Prioritising a great boost to our wellbeing
The most important asset any of us have is time. How we spend it is key and very telling. When we spend our time doing things that are important to us, we gain satisfaction which brings true happiness and is a great boost to our wellbeing. We are in balance. There is a reason to get out of bed. We feel motivated.
The 'Eisenhower Method' a very insightful method in time management and prioritizing stems from a quote attributed Dwight D. Eisenhower: 'I have two kinds of problems, the urgent and the important. The urgent are not important, and the important are never urgent.'
If you want to learn to prioritise effectively, write down a list of all the tasks you do on a weekly and monthly basis. Identify what is urgent and what is important. Some things are urgent and some are important. Assess the value. List tasks in order of estimated effort it takes to complete. Time is fixed. Everything else is flexible. Be open to cutting things.
When we do what is important, we feel fulfilled and achieve our goals and dreams. What is urgent is generally related to helping others achieve theirs.
Urgent tasks generally consist of things like phone calls, deadlines and matters that need to be addressed quickly or 'now'. Responding to an email that 'has to be done' is usually urgent.
Important tasks are generally those that contribute to your long-term goals.
Some few things are both urgent and important. To be urgent and important, they are tasks that require immediate attention and also contribute to fulfilment of your life goals. An offer of new business that has a tight timeline fits the criteria. Payroll, finance or tax and project reporting deadlines or an immediate health problem or a break down of your car also fit. Better planning can often reduce the number of urgent and important tasks. If you schedule time to keep your books up to date, finance reports could be finalised before the deadline.
Successful happy people spend most of their time on important tasks. Typical tasks relate to planning, self-development, strengthening your relationships and boosting your wellbeing. Examples include, meditation, exercise, studying, weekly planning, home maintenance and family time.
Spending maximum time on what is important brings the greatest happiness. For this to happen, you need a good understanding of your values and what matters most to you.
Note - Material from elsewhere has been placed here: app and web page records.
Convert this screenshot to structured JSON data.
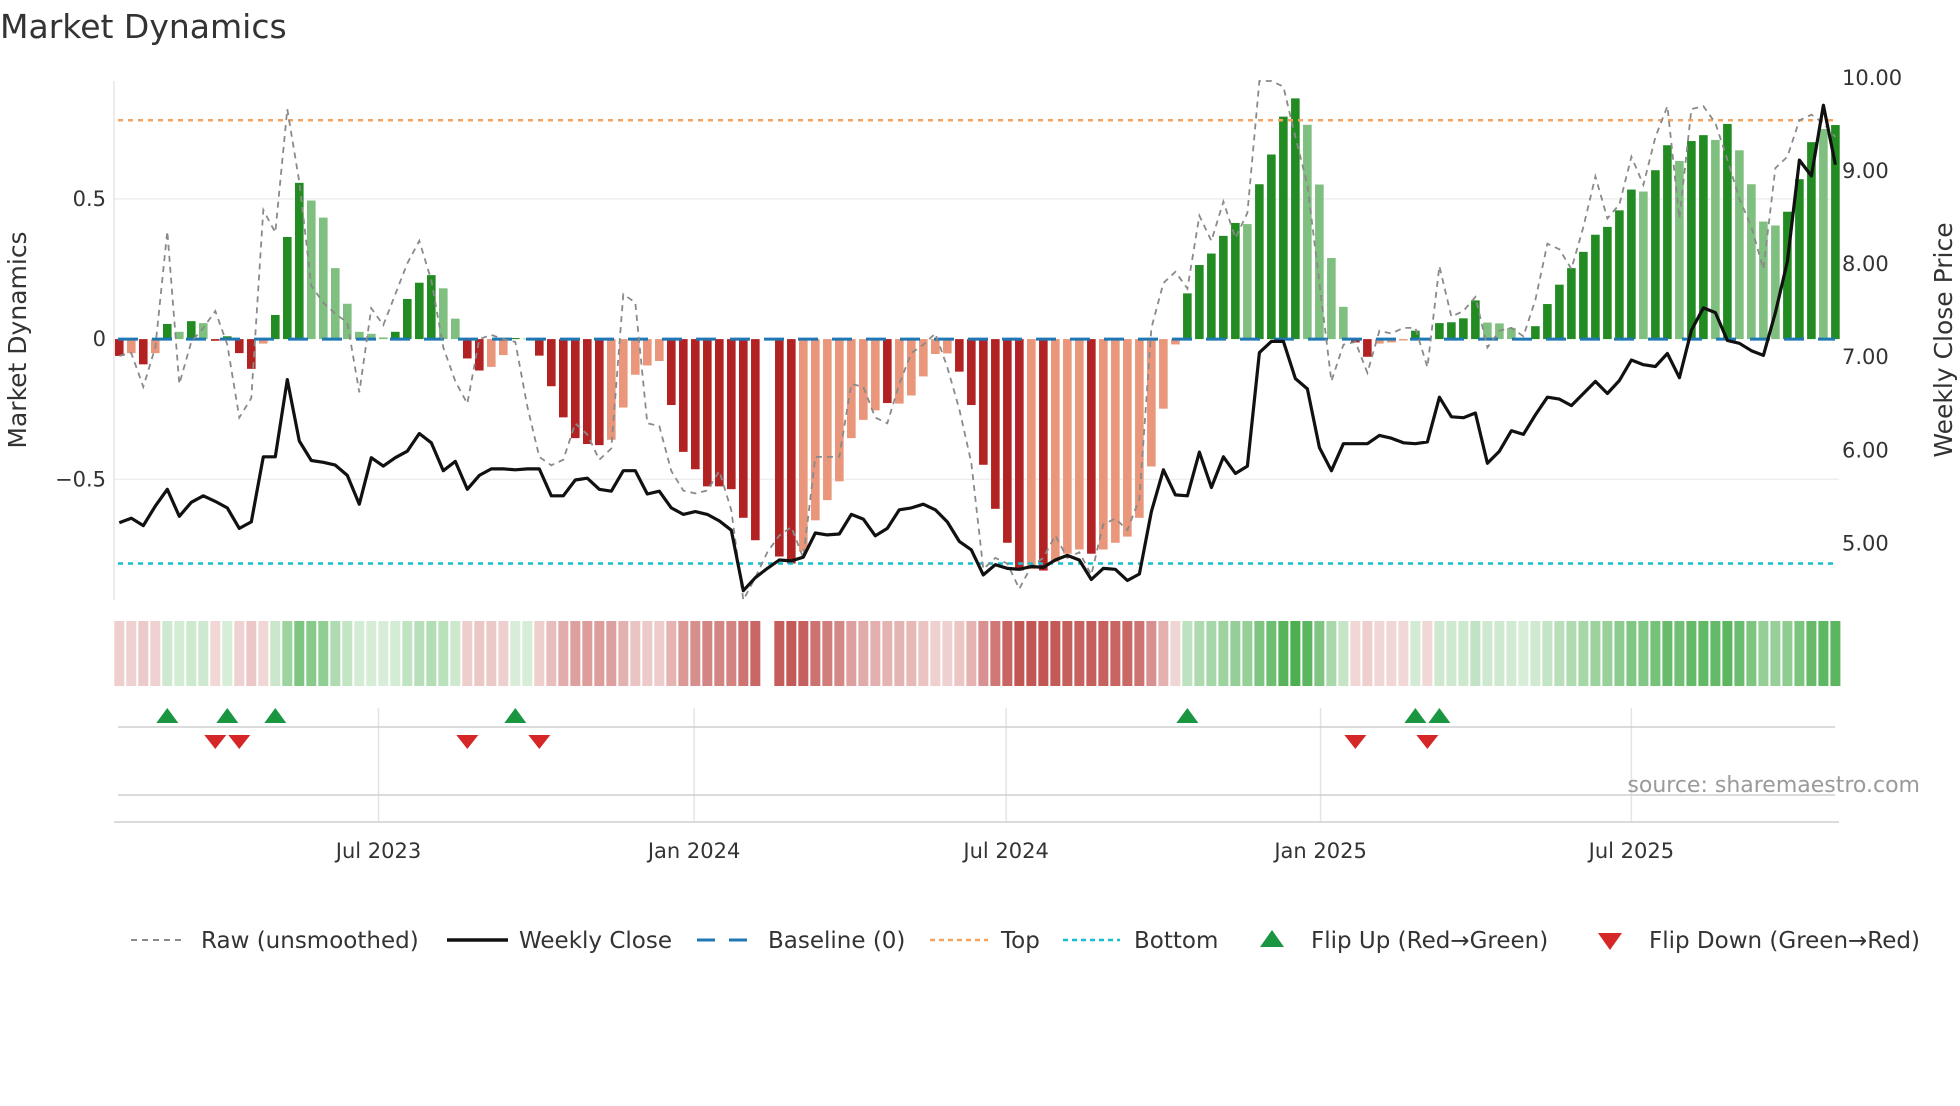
{
  "chart_data": {
    "type": "bar",
    "title": "Market Dynamics",
    "ylabel": "Market Dynamics",
    "ylabel_right": "Weekly Close Price",
    "source": "source: sharemaestro.com",
    "frequency": "weekly",
    "x_domain_weeks": [
      -0.44,
      143.3
    ],
    "ylim": [
      -0.93,
      0.92
    ],
    "ylim_right": [
      4.39,
      9.97
    ],
    "yticks": [
      {
        "value": 0.5,
        "label": "0.5"
      },
      {
        "value": 0,
        "label": "0"
      },
      {
        "value": -0.5,
        "label": "−0.5"
      }
    ],
    "yticks_right": [
      {
        "value": 10,
        "label": "10.00"
      },
      {
        "value": 9,
        "label": "9.00"
      },
      {
        "value": 8,
        "label": "8.00"
      },
      {
        "value": 7,
        "label": "7.00"
      },
      {
        "value": 6,
        "label": "6.00"
      },
      {
        "value": 5,
        "label": "5.00"
      }
    ],
    "xticks": [
      {
        "week": 21.6,
        "label": "Jul 2023"
      },
      {
        "week": 47.9,
        "label": "Jan 2024"
      },
      {
        "week": 73.9,
        "label": "Jul 2024"
      },
      {
        "week": 100.1,
        "label": "Jan 2025"
      },
      {
        "week": 126.0,
        "label": "Jul 2025"
      }
    ],
    "baseline": 0,
    "top": 0.78,
    "bottom": -0.8,
    "momentum": [
      -0.06,
      -0.05,
      -0.09,
      -0.05,
      0.054,
      0.026,
      0.064,
      0.057,
      -0.006,
      0.01,
      -0.05,
      -0.106,
      -0.016,
      0.086,
      0.364,
      0.557,
      0.494,
      0.433,
      0.253,
      0.126,
      0.026,
      0.019,
      0.006,
      0.026,
      0.143,
      0.201,
      0.228,
      0.181,
      0.073,
      -0.069,
      -0.112,
      -0.099,
      -0.057,
      0.004,
      0.002,
      -0.059,
      -0.168,
      -0.279,
      -0.353,
      -0.374,
      -0.378,
      -0.359,
      -0.244,
      -0.127,
      -0.094,
      -0.078,
      -0.235,
      -0.402,
      -0.464,
      -0.525,
      -0.525,
      -0.535,
      -0.637,
      -0.717,
      null,
      -0.775,
      -0.8,
      -0.757,
      -0.646,
      -0.574,
      -0.507,
      -0.353,
      -0.288,
      -0.254,
      -0.228,
      -0.23,
      -0.201,
      -0.133,
      -0.053,
      -0.051,
      -0.116,
      -0.235,
      -0.448,
      -0.605,
      -0.726,
      -0.825,
      -0.82,
      -0.825,
      -0.794,
      -0.765,
      -0.75,
      -0.765,
      -0.75,
      -0.726,
      -0.704,
      -0.637,
      -0.454,
      -0.248,
      -0.019,
      0.163,
      0.264,
      0.305,
      0.368,
      0.414,
      0.41,
      0.552,
      0.658,
      0.793,
      0.858,
      0.764,
      0.551,
      0.289,
      0.115,
      -0.012,
      -0.063,
      -0.016,
      -0.012,
      -0.005,
      0.03,
      -0.003,
      0.057,
      0.06,
      0.074,
      0.138,
      0.059,
      0.056,
      0.04,
      0.003,
      0.046,
      0.125,
      0.194,
      0.253,
      0.311,
      0.372,
      0.4,
      0.459,
      0.533,
      0.526,
      0.602,
      0.691,
      0.635,
      0.706,
      0.727,
      0.71,
      0.767,
      0.673,
      0.552,
      0.419,
      0.405,
      0.454,
      0.57,
      0.702,
      0.749,
      0.763
    ],
    "shade": "DLDLDLDLDDDDLDDDLLLLLLLDDDDLLDDLLDLDDDDDDLLLLLDDDDDDDD-DDLLLLLLLDLLLLLDDDDDDLDLLLDLLLLLLLDDDDDLDDDDLLLLDDLLLDDDDDDLLLLDDDDDDDDDLDDLDDLDLLLLDDDLD",
    "raw": [
      -0.06,
      -0.05,
      -0.17,
      -0.03,
      0.385,
      -0.16,
      -0.01,
      0.04,
      0.1,
      -0.02,
      -0.28,
      -0.21,
      0.46,
      0.38,
      0.82,
      0.56,
      0.19,
      0.13,
      0.09,
      0.06,
      -0.19,
      0.11,
      0.05,
      0.16,
      0.27,
      0.35,
      0.21,
      -0.03,
      -0.15,
      -0.23,
      0,
      0.015,
      0,
      -0.01,
      -0.24,
      -0.42,
      -0.45,
      -0.43,
      -0.3,
      -0.34,
      -0.43,
      -0.39,
      0.16,
      0.13,
      -0.3,
      -0.31,
      -0.47,
      -0.54,
      -0.55,
      -0.54,
      -0.47,
      -0.61,
      -0.93,
      -0.85,
      -0.76,
      -0.7,
      -0.67,
      -0.78,
      -0.42,
      -0.42,
      -0.42,
      -0.16,
      -0.17,
      -0.28,
      -0.3,
      -0.16,
      -0.05,
      -0.02,
      0.02,
      -0.1,
      -0.25,
      -0.44,
      -0.82,
      -0.78,
      -0.8,
      -0.89,
      -0.81,
      -0.78,
      -0.7,
      -0.78,
      -0.76,
      -0.84,
      -0.66,
      -0.64,
      -0.68,
      -0.57,
      0.04,
      0.2,
      0.24,
      0.18,
      0.44,
      0.35,
      0.49,
      0.36,
      0.45,
      0.92,
      0.92,
      0.9,
      0.72,
      0.55,
      0.2,
      -0.15,
      -0.02,
      -0.01,
      -0.12,
      0.03,
      0.02,
      0.04,
      0.04,
      -0.1,
      0.26,
      0.08,
      0.1,
      0.15,
      -0.03,
      0.03,
      0.04,
      0.01,
      0.14,
      0.34,
      0.32,
      0.25,
      0.4,
      0.58,
      0.43,
      0.48,
      0.65,
      0.55,
      0.72,
      0.83,
      0.43,
      0.82,
      0.83,
      0.77,
      0.64,
      0.5,
      0.4,
      0.25,
      0.61,
      0.65,
      0.78,
      0.8,
      0.77,
      0.72
    ],
    "price": [
      5.22,
      5.27,
      5.19,
      5.4,
      5.58,
      5.29,
      5.44,
      5.51,
      5.45,
      5.38,
      5.16,
      5.23,
      5.93,
      5.93,
      6.76,
      6.1,
      5.89,
      5.87,
      5.84,
      5.73,
      5.42,
      5.92,
      5.83,
      5.92,
      5.99,
      6.18,
      6.08,
      5.78,
      5.88,
      5.58,
      5.73,
      5.8,
      5.8,
      5.79,
      5.8,
      5.8,
      5.51,
      5.51,
      5.68,
      5.7,
      5.58,
      5.56,
      5.78,
      5.78,
      5.53,
      5.56,
      5.38,
      5.31,
      5.34,
      5.31,
      5.24,
      5.14,
      4.49,
      4.63,
      4.73,
      4.82,
      4.81,
      4.85,
      5.11,
      5.09,
      5.1,
      5.31,
      5.26,
      5.08,
      5.16,
      5.36,
      5.38,
      5.42,
      5.36,
      5.23,
      5.02,
      4.93,
      4.66,
      4.77,
      4.73,
      4.72,
      4.75,
      4.74,
      4.82,
      4.87,
      4.82,
      4.61,
      4.73,
      4.72,
      4.6,
      4.67,
      5.34,
      5.79,
      5.52,
      5.51,
      5.98,
      5.6,
      5.93,
      5.75,
      5.83,
      7.05,
      7.17,
      7.17,
      6.77,
      6.66,
      6.03,
      5.78,
      6.07,
      6.07,
      6.07,
      6.16,
      6.13,
      6.08,
      6.07,
      6.09,
      6.57,
      6.36,
      6.35,
      6.4,
      5.86,
      5.99,
      6.21,
      6.17,
      6.38,
      6.57,
      6.55,
      6.48,
      6.61,
      6.74,
      6.61,
      6.75,
      6.97,
      6.92,
      6.9,
      7.04,
      6.78,
      7.29,
      7.53,
      7.48,
      7.18,
      7.15,
      7.07,
      7.02,
      7.48,
      8.03,
      9.12,
      8.95,
      9.71,
      9.07
    ],
    "flip_up_weeks": [
      4,
      9,
      13,
      33,
      89,
      108,
      110
    ],
    "flip_down_weeks": [
      8,
      10,
      29,
      35,
      103,
      109
    ],
    "colors": {
      "dark_green": "#228b22",
      "light_green": "#7fbf7f",
      "dark_red": "#b22222",
      "light_red": "#e9967a",
      "baseline": "#1f77b4",
      "top": "#f4a460",
      "bottom": "#17becf",
      "raw": "#8a8a8a",
      "price": "#111111",
      "flip_up": "#1a9641",
      "flip_down": "#d62728",
      "strip_green": "#4caf50",
      "strip_red": "#c0504d"
    },
    "legend": {
      "placement": "bottom",
      "items": [
        {
          "key": "raw",
          "label": "Raw (unsmoothed)"
        },
        {
          "key": "price",
          "label": "Weekly Close"
        },
        {
          "key": "baseline",
          "label": "Baseline (0)"
        },
        {
          "key": "top",
          "label": "Top"
        },
        {
          "key": "bottom",
          "label": "Bottom"
        },
        {
          "key": "flip_up",
          "label": "Flip Up (Red→Green)"
        },
        {
          "key": "flip_down",
          "label": "Flip Down (Green→Red)"
        }
      ]
    }
  }
}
This takes a bit of planning and self-reflection but is a key investment in your life. It is so easy to get caught in the trap of doing mainly urgent things and missing what is truly important to you.
Important things often get postponed until tomorrow which never comes. Life generally gets busier as we age until we retire or decide to change something.
We often spend a lot of time on urgent but not important tasks like texts, most emails, unplanned meetings to help someone else and drop in visitors.
Because we are often accommodating and helping others when doing urgent but not important tasks, these tasks often feel important. There needs to be a balance between getting your own work done and helping others do theirs.
Not urgent and not important tasks often relate to time spent playing computer games, watching tv or even time spent scrolling through social media or the internet. These activities are mainly distracting but also have their place.
This week, do a self-audit and see where you are spending your time. For optimal wellbeing and happiness, most of your time should be spend on what is important to you at work, rest and play. And adjust how you spend your time accordingly.